== Task brief ==
If a line in the data holds "plade", copy that line out in full.

|---|

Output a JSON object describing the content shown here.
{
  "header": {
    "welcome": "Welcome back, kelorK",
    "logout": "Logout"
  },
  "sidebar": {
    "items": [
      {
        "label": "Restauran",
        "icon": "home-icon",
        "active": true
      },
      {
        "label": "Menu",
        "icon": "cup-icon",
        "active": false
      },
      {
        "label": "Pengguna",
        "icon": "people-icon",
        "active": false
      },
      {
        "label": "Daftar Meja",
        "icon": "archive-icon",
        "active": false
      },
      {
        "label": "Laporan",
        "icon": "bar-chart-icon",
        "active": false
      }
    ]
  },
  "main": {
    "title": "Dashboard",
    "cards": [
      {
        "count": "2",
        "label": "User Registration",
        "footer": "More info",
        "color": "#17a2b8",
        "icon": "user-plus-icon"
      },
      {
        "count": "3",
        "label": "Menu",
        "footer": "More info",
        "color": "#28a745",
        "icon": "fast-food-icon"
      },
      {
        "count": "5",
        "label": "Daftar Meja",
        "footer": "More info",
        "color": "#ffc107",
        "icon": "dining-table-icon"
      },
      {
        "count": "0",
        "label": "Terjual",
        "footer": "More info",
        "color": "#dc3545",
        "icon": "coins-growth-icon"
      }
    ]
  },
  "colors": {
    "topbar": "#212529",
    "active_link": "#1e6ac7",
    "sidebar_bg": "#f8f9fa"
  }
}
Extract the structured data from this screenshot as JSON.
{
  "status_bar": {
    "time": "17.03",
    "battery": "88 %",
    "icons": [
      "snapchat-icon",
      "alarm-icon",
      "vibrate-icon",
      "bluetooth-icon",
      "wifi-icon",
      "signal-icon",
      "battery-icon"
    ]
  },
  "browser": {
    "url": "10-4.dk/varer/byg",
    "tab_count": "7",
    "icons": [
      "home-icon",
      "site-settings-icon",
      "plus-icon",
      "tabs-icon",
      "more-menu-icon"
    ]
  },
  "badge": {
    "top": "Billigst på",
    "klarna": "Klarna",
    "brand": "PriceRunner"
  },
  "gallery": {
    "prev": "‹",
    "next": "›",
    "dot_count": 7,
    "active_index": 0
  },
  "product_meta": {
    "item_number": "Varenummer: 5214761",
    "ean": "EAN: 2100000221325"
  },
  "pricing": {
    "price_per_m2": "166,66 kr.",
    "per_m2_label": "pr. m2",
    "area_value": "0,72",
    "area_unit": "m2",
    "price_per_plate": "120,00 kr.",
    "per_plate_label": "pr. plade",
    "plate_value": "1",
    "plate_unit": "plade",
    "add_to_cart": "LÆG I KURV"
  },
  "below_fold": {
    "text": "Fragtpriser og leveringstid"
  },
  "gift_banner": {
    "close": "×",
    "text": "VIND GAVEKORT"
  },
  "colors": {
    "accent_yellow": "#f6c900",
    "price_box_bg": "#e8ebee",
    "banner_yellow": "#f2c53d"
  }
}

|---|

== Response to this task ==
    "per_plate_label": "pr. plade",
    "plate_unit": "plade",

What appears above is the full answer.